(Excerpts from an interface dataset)
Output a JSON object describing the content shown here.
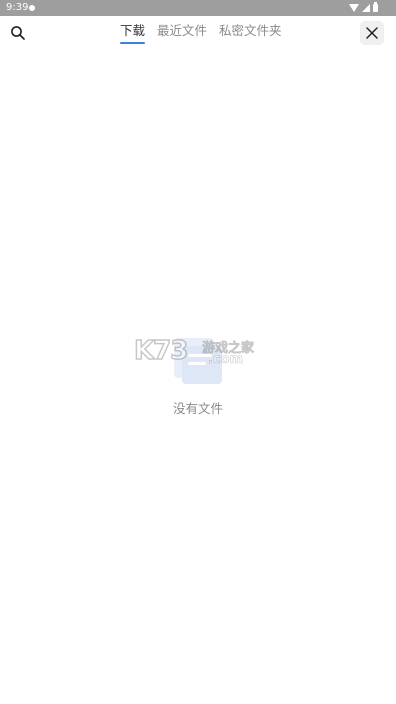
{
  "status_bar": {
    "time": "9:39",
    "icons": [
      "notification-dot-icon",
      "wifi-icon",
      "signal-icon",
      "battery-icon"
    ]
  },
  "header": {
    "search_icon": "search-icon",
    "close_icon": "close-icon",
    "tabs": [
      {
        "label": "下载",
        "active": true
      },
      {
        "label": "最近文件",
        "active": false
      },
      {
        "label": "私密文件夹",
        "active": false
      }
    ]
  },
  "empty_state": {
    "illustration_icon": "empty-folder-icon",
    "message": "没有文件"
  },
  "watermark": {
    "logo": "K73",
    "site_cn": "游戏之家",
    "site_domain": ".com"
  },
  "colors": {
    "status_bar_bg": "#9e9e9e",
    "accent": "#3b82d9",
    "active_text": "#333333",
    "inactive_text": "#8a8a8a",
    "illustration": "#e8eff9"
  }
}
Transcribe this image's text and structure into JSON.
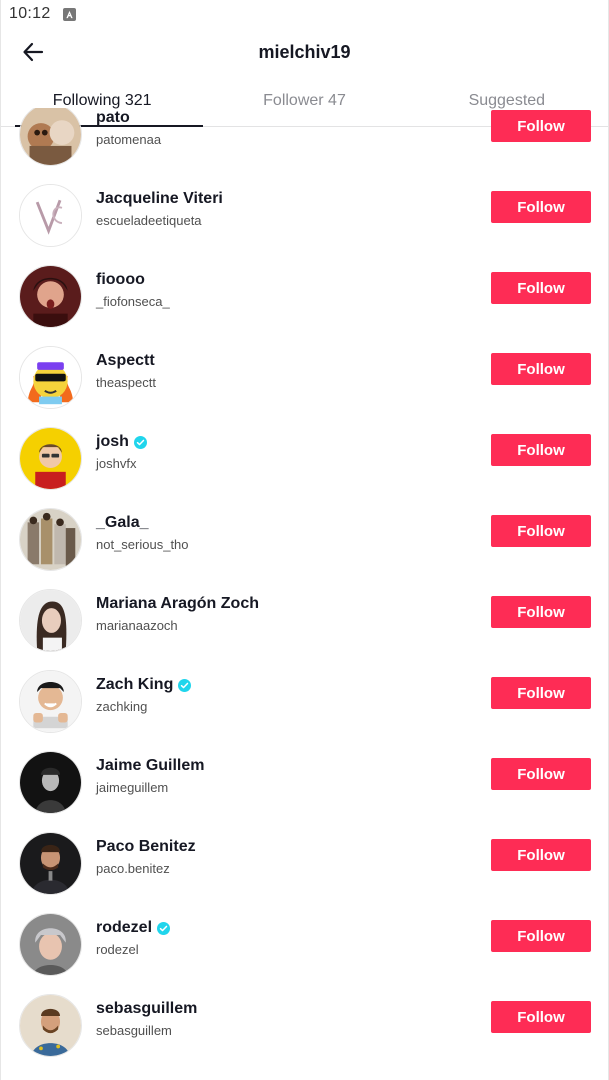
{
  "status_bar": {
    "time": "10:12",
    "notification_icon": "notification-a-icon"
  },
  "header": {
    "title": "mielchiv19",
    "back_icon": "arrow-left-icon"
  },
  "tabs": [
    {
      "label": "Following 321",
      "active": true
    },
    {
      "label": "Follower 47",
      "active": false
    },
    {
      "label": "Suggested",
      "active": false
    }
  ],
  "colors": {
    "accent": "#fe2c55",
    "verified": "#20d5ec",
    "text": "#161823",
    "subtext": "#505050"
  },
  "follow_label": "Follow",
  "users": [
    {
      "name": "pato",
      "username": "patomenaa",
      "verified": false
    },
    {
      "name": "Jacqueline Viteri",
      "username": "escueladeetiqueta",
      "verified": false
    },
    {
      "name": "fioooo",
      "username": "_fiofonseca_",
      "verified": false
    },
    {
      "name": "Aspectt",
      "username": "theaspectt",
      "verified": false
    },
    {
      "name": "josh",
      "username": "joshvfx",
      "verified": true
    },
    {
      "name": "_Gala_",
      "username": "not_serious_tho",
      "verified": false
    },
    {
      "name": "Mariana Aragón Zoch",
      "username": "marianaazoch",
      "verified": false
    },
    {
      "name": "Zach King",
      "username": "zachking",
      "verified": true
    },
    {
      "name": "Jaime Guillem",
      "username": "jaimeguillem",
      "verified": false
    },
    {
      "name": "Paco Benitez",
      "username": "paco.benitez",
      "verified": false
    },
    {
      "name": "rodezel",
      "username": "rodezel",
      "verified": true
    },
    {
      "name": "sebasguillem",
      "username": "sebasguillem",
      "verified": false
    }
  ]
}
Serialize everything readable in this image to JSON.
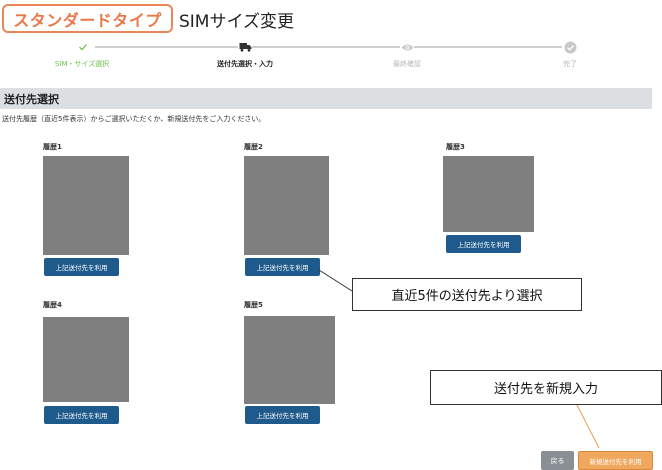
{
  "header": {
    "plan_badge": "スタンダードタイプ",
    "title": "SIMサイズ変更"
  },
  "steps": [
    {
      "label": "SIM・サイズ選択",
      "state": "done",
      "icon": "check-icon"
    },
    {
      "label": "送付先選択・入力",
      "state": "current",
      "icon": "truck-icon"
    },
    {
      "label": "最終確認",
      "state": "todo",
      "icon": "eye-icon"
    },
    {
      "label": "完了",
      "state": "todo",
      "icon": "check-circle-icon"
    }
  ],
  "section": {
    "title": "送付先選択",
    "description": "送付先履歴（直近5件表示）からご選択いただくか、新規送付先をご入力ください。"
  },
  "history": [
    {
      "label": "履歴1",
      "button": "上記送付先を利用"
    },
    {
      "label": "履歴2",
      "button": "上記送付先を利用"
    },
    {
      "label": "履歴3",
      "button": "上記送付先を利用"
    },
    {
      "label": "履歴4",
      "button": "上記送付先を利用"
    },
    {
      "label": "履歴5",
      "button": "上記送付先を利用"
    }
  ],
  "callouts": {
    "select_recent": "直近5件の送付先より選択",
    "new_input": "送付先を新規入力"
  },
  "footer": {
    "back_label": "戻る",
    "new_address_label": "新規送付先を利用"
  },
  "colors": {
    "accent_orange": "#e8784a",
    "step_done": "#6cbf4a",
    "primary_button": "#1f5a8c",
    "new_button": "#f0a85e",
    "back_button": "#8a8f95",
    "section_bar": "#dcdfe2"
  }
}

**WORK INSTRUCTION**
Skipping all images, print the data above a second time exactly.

**WRITTEN SOLUTION**
Output a JSON object describing the content shown here.
{
  "status_bar": {
    "time": "9:39",
    "icons": [
      "notification-dot-icon",
      "wifi-icon",
      "signal-icon",
      "battery-icon"
    ]
  },
  "header": {
    "search_icon": "search-icon",
    "close_icon": "close-icon",
    "tabs": [
      {
        "label": "下载",
        "active": true
      },
      {
        "label": "最近文件",
        "active": false
      },
      {
        "label": "私密文件夹",
        "active": false
      }
    ]
  },
  "empty_state": {
    "illustration_icon": "empty-folder-icon",
    "message": "没有文件"
  },
  "watermark": {
    "logo": "K73",
    "site_cn": "游戏之家",
    "site_domain": ".com"
  },
  "colors": {
    "status_bar_bg": "#9e9e9e",
    "accent": "#3b82d9",
    "active_text": "#333333",
    "inactive_text": "#8a8a8a",
    "illustration": "#e8eff9"
  }
}
Transcribe this image's text and structure into JSON.
{
  "status_bar": {
    "time": "10:12",
    "notification_icon": "notification-a-icon"
  },
  "header": {
    "title": "mielchiv19",
    "back_icon": "arrow-left-icon"
  },
  "tabs": [
    {
      "label": "Following 321",
      "active": true
    },
    {
      "label": "Follower 47",
      "active": false
    },
    {
      "label": "Suggested",
      "active": false
    }
  ],
  "colors": {
    "accent": "#fe2c55",
    "verified": "#20d5ec",
    "text": "#161823",
    "subtext": "#505050"
  },
  "follow_label": "Follow",
  "users": [
    {
      "name": "pato",
      "username": "patomenaa",
      "verified": false
    },
    {
      "name": "Jacqueline Viteri",
      "username": "escueladeetiqueta",
      "verified": false
    },
    {
      "name": "fioooo",
      "username": "_fiofonseca_",
      "verified": false
    },
    {
      "name": "Aspectt",
      "username": "theaspectt",
      "verified": false
    },
    {
      "name": "josh",
      "username": "joshvfx",
      "verified": true
    },
    {
      "name": "_Gala_",
      "username": "not_serious_tho",
      "verified": false
    },
    {
      "name": "Mariana Aragón Zoch",
      "username": "marianaazoch",
      "verified": false
    },
    {
      "name": "Zach King",
      "username": "zachking",
      "verified": true
    },
    {
      "name": "Jaime Guillem",
      "username": "jaimeguillem",
      "verified": false
    },
    {
      "name": "Paco Benitez",
      "username": "paco.benitez",
      "verified": false
    },
    {
      "name": "rodezel",
      "username": "rodezel",
      "verified": true
    },
    {
      "name": "sebasguillem",
      "username": "sebasguillem",
      "verified": false
    }
  ]
}
Serialize everything readable in this image to JSON.
{
  "header": {
    "plan_badge": "スタンダードタイプ",
    "title": "SIMサイズ変更"
  },
  "steps": [
    {
      "label": "SIM・サイズ選択",
      "state": "done",
      "icon": "check-icon"
    },
    {
      "label": "送付先選択・入力",
      "state": "current",
      "icon": "truck-icon"
    },
    {
      "label": "最終確認",
      "state": "todo",
      "icon": "eye-icon"
    },
    {
      "label": "完了",
      "state": "todo",
      "icon": "check-circle-icon"
    }
  ],
  "section": {
    "title": "送付先選択",
    "description": "送付先履歴（直近5件表示）からご選択いただくか、新規送付先をご入力ください。"
  },
  "history": [
    {
      "label": "履歴1",
      "button": "上記送付先を利用"
    },
    {
      "label": "履歴2",
      "button": "上記送付先を利用"
    },
    {
      "label": "履歴3",
      "button": "上記送付先を利用"
    },
    {
      "label": "履歴4",
      "button": "上記送付先を利用"
    },
    {
      "label": "履歴5",
      "button": "上記送付先を利用"
    }
  ],
  "callouts": {
    "select_recent": "直近5件の送付先より選択",
    "new_input": "送付先を新規入力"
  },
  "footer": {
    "back_label": "戻る",
    "new_address_label": "新規送付先を利用"
  },
  "colors": {
    "accent_orange": "#e8784a",
    "step_done": "#6cbf4a",
    "primary_button": "#1f5a8c",
    "new_button": "#f0a85e",
    "back_button": "#8a8f95",
    "section_bar": "#dcdfe2"
  }
}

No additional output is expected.